THE PROBLEM: Report each line of the entries below that includes "image".

--

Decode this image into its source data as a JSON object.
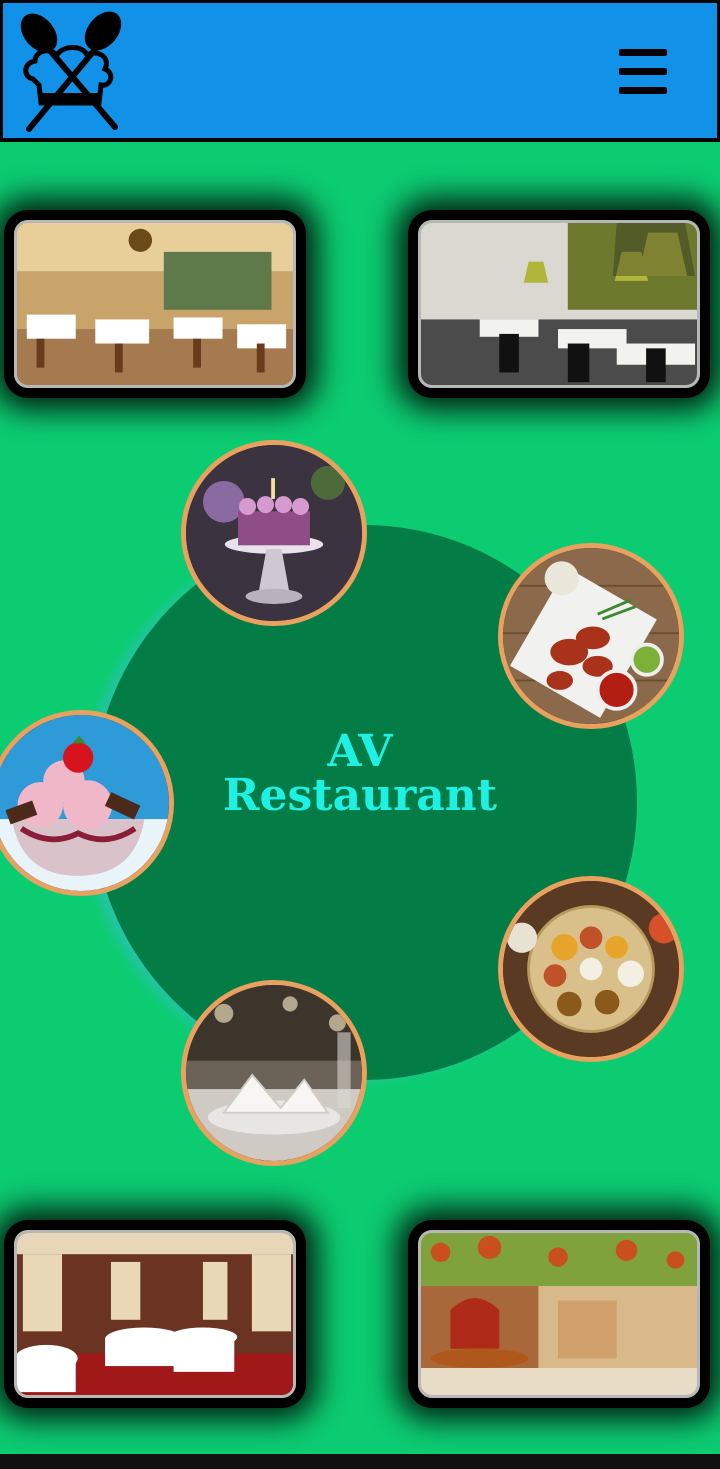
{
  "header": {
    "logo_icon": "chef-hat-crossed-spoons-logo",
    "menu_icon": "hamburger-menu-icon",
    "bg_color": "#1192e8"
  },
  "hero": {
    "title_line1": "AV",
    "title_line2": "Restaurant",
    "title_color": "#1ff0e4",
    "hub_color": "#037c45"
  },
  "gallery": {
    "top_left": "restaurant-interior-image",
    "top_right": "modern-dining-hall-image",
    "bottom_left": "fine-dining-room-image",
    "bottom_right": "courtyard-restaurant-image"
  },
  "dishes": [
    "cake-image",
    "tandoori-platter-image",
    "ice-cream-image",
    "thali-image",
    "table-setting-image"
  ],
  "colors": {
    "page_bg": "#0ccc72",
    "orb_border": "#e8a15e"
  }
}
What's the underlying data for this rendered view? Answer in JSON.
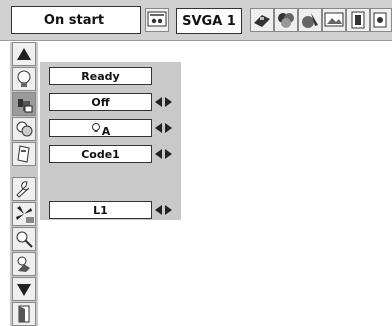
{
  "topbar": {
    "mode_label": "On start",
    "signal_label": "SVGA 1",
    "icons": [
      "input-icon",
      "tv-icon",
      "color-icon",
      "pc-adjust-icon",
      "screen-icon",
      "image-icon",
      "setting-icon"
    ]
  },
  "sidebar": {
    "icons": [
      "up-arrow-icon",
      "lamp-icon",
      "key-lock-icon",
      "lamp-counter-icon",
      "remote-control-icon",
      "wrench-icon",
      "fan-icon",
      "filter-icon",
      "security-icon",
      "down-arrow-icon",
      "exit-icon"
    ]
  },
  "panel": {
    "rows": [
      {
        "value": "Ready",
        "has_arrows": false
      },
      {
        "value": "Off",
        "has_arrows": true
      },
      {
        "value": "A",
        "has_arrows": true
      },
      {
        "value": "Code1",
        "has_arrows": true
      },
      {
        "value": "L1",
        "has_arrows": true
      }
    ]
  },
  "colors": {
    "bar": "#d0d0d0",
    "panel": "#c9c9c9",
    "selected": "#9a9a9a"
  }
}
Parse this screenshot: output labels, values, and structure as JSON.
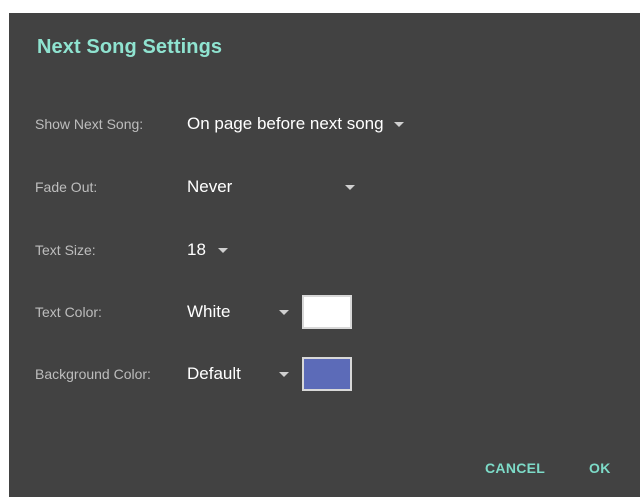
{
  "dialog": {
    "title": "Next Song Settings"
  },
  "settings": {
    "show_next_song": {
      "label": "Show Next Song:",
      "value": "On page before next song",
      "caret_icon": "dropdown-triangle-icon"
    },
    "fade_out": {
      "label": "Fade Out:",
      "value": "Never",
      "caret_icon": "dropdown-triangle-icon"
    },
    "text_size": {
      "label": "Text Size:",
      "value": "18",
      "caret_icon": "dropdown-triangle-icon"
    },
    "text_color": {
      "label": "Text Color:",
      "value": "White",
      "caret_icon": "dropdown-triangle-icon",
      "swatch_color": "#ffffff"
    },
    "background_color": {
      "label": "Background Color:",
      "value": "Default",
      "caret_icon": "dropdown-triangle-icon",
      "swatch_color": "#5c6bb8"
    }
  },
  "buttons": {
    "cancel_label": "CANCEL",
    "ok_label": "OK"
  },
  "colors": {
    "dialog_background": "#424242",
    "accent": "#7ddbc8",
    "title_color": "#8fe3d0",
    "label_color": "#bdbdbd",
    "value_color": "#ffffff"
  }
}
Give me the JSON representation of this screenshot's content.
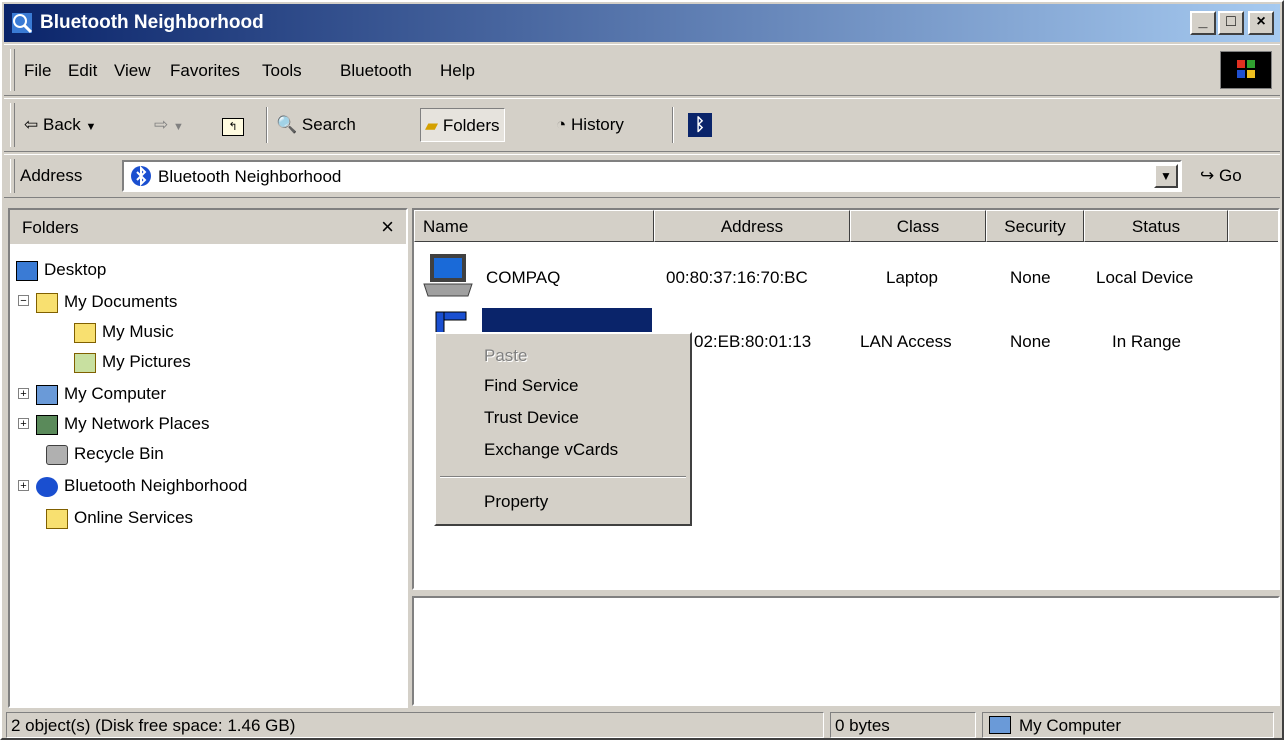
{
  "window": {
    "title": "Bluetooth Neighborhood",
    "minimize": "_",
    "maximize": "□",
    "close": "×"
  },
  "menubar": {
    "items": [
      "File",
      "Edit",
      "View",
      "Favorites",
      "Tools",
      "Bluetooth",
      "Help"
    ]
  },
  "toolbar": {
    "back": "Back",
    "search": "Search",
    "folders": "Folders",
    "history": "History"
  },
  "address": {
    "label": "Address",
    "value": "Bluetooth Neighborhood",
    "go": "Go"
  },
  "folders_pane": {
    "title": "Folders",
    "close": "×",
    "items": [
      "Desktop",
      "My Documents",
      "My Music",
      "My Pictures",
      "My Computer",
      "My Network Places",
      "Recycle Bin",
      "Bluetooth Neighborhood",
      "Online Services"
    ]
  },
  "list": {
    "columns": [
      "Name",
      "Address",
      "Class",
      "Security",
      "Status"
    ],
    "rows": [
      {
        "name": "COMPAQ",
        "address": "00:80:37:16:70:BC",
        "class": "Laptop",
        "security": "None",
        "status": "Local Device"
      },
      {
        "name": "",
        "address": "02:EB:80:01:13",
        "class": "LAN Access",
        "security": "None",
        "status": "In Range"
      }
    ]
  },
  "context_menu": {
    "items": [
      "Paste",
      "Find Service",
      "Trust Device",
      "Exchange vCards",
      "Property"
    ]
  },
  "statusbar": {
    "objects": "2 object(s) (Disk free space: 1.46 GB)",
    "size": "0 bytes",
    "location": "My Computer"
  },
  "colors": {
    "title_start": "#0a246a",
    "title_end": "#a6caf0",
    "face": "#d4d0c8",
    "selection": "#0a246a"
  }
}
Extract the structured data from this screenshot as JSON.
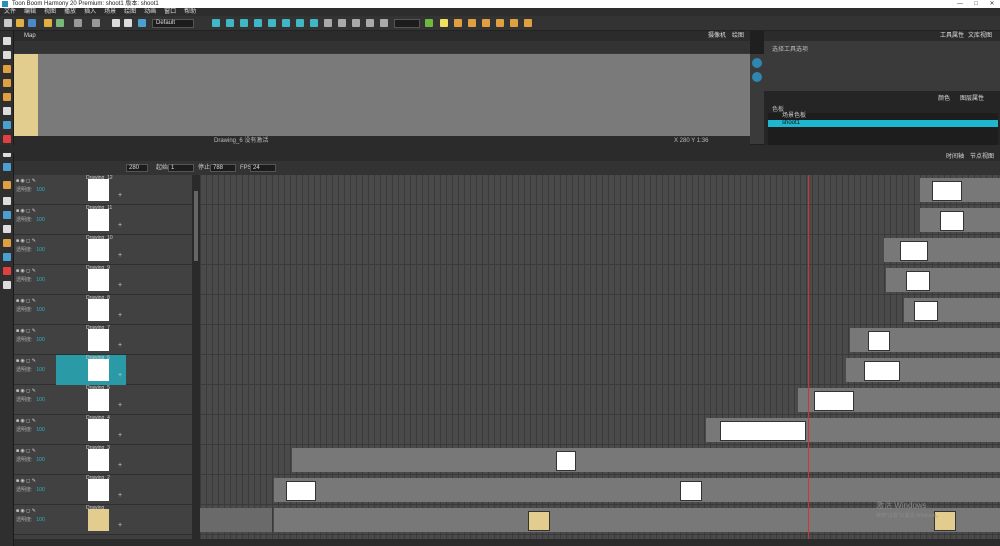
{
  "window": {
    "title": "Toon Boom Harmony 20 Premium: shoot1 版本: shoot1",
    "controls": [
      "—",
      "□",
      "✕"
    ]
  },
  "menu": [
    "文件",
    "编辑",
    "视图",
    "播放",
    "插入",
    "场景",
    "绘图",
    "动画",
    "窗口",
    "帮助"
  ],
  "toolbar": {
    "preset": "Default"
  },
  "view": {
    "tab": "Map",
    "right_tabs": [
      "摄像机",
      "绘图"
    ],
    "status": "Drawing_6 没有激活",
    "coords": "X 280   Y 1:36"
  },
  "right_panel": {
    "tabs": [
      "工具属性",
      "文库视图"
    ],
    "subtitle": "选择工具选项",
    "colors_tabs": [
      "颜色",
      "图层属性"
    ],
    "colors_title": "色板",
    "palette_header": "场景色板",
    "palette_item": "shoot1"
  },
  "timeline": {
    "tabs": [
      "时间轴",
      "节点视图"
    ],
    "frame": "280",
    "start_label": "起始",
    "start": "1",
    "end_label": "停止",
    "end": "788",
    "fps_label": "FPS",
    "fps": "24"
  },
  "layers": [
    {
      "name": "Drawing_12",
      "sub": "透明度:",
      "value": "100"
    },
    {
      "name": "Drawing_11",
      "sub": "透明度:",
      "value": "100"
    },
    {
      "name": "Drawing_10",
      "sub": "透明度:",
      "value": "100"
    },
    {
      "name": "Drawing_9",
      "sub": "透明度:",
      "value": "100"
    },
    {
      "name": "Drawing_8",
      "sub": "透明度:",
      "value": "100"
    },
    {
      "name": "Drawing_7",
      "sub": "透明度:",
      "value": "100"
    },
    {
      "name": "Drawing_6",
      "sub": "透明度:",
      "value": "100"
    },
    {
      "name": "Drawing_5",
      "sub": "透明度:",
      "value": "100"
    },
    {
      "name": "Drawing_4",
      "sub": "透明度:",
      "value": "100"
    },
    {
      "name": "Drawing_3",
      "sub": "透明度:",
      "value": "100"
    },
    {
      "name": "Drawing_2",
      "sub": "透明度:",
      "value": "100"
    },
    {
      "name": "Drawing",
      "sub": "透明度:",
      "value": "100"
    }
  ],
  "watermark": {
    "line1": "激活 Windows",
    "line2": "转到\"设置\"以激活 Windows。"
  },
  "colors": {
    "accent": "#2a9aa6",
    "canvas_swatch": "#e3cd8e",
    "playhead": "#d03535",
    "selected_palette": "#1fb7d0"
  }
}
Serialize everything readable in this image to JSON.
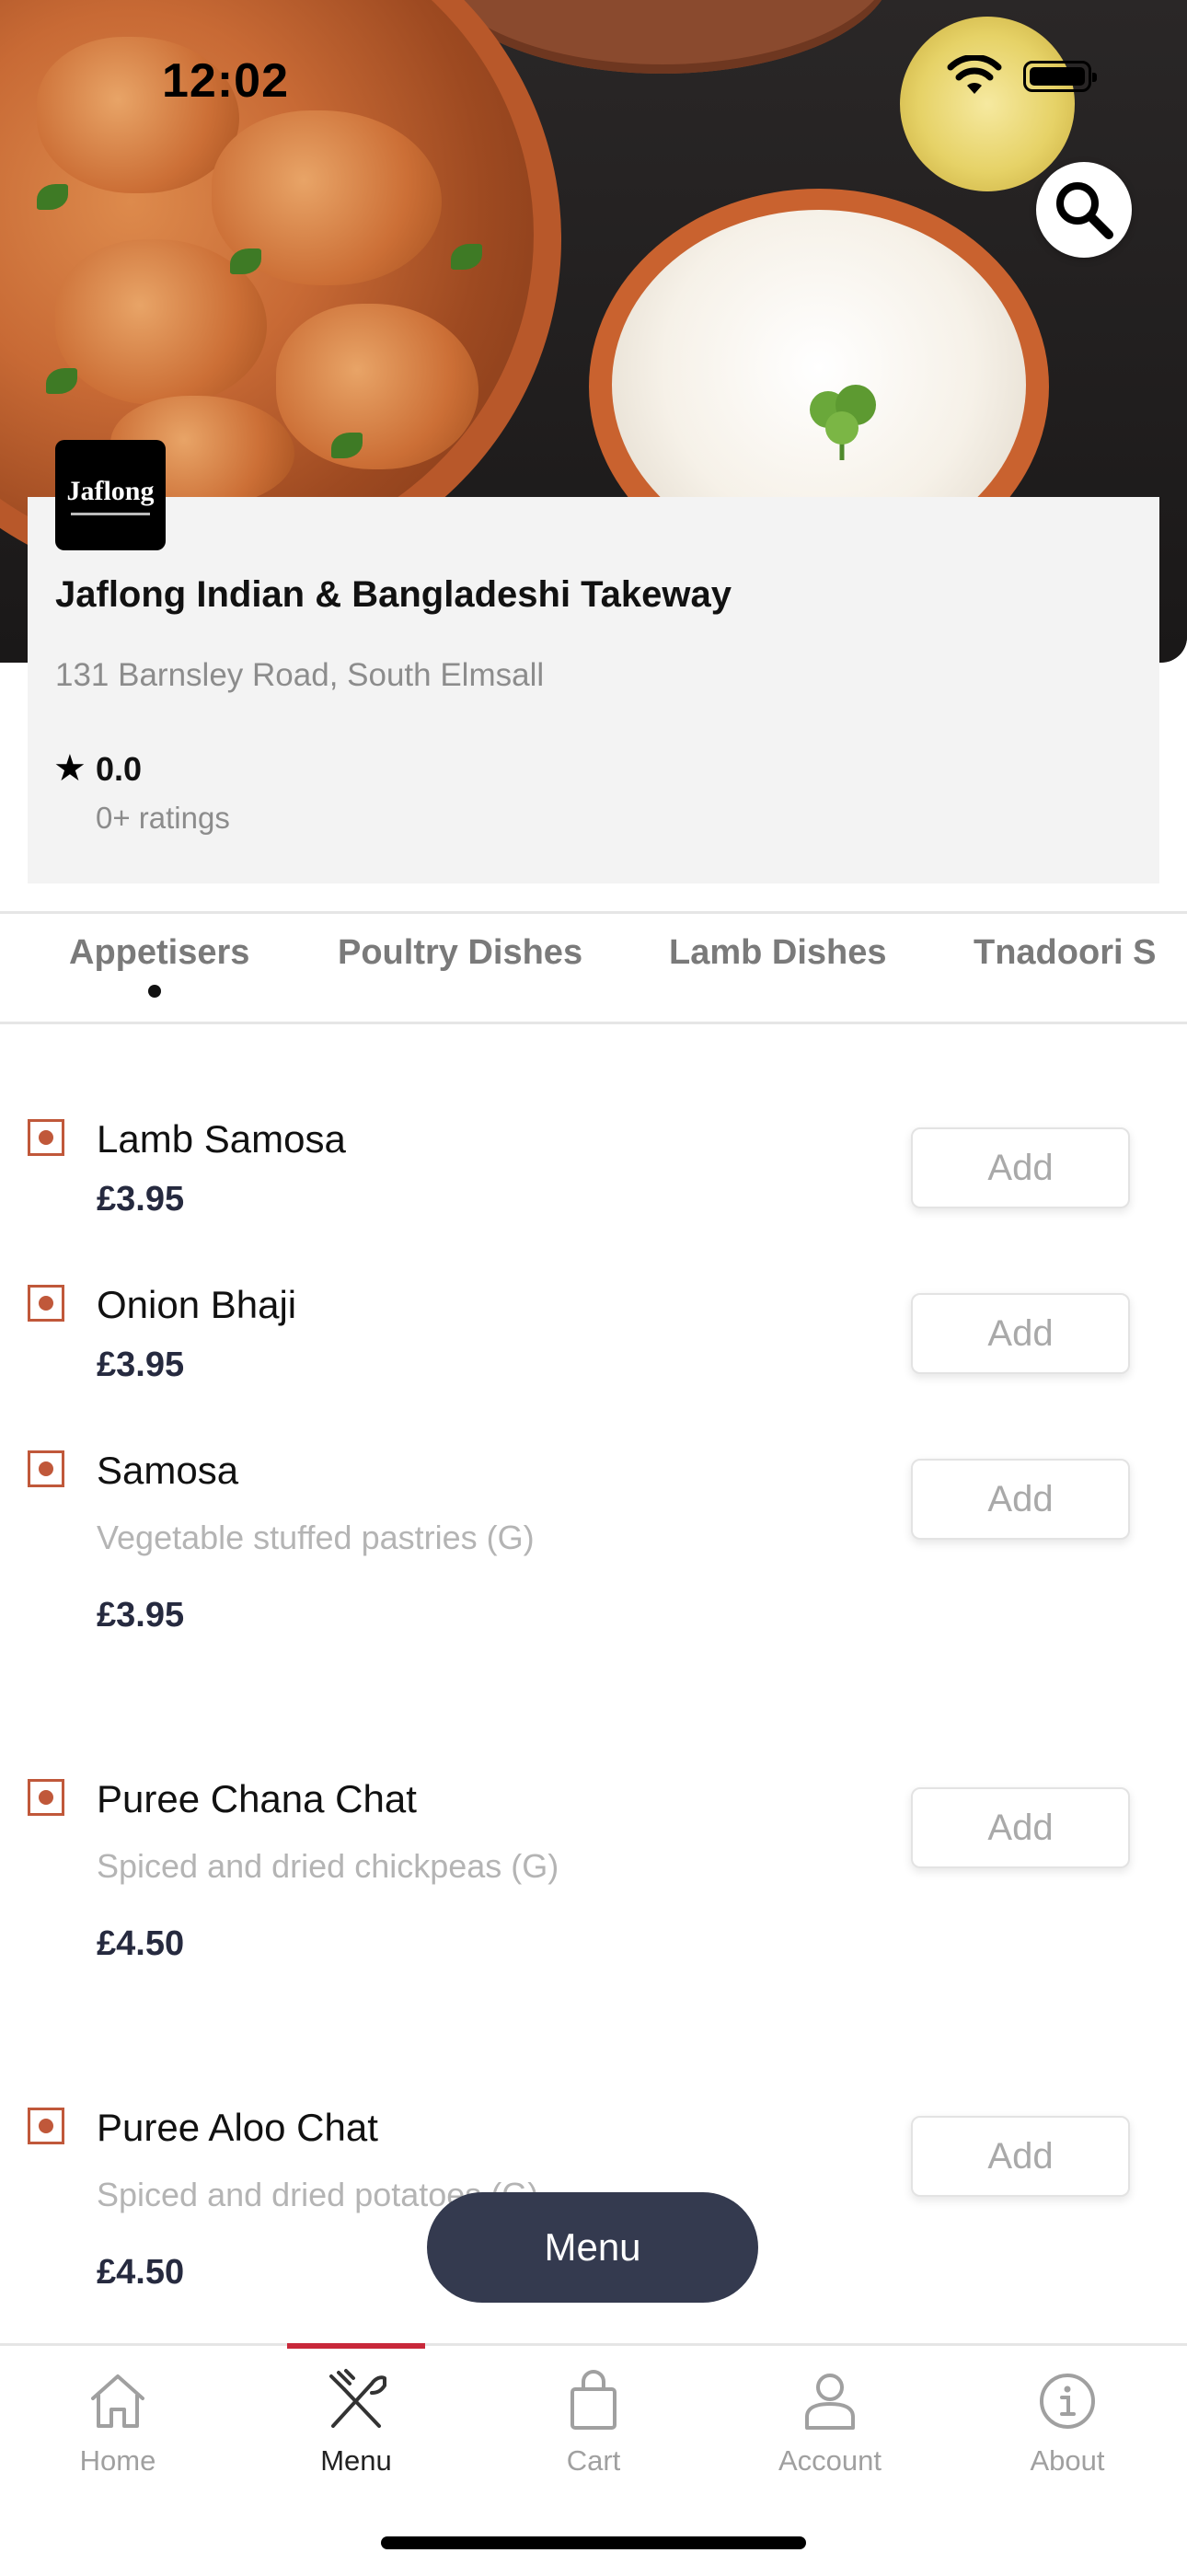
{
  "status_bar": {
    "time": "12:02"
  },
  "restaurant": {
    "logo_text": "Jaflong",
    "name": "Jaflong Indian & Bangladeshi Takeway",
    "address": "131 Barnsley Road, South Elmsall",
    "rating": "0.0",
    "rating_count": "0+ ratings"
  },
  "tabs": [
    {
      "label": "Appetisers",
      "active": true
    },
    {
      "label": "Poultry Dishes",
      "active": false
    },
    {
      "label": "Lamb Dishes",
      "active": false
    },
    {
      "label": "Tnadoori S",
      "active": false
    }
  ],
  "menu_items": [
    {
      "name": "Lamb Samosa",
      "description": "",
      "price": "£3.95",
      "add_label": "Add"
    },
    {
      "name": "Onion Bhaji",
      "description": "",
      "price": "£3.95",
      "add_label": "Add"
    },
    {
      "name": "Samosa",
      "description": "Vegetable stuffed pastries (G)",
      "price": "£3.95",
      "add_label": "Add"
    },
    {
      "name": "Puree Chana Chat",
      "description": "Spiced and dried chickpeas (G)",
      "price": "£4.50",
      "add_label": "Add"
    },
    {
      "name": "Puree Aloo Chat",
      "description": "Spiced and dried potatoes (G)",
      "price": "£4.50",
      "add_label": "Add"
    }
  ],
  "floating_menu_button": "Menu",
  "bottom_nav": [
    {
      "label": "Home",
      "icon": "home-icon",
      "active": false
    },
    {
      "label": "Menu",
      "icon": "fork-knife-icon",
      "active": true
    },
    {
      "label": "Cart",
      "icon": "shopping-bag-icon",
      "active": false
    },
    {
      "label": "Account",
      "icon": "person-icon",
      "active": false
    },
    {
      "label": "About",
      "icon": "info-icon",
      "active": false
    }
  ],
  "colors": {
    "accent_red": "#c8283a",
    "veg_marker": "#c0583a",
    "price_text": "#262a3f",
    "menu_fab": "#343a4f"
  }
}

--

ANSWER BOX:
Decode this image into its source data as a JSON object.
    "top_left": "restaurant-interior-image",
    "top_right": "modern-dining-hall-image",
    "bottom_left": "fine-dining-room-image",
    "bottom_right": "courtyard-restaurant-image"
    "cake-image",
    "tandoori-platter-image",
    "ice-cream-image",
    "thali-image",
    "table-setting-image"
      "image-icon",
Serialize everything readable in this image to JSON.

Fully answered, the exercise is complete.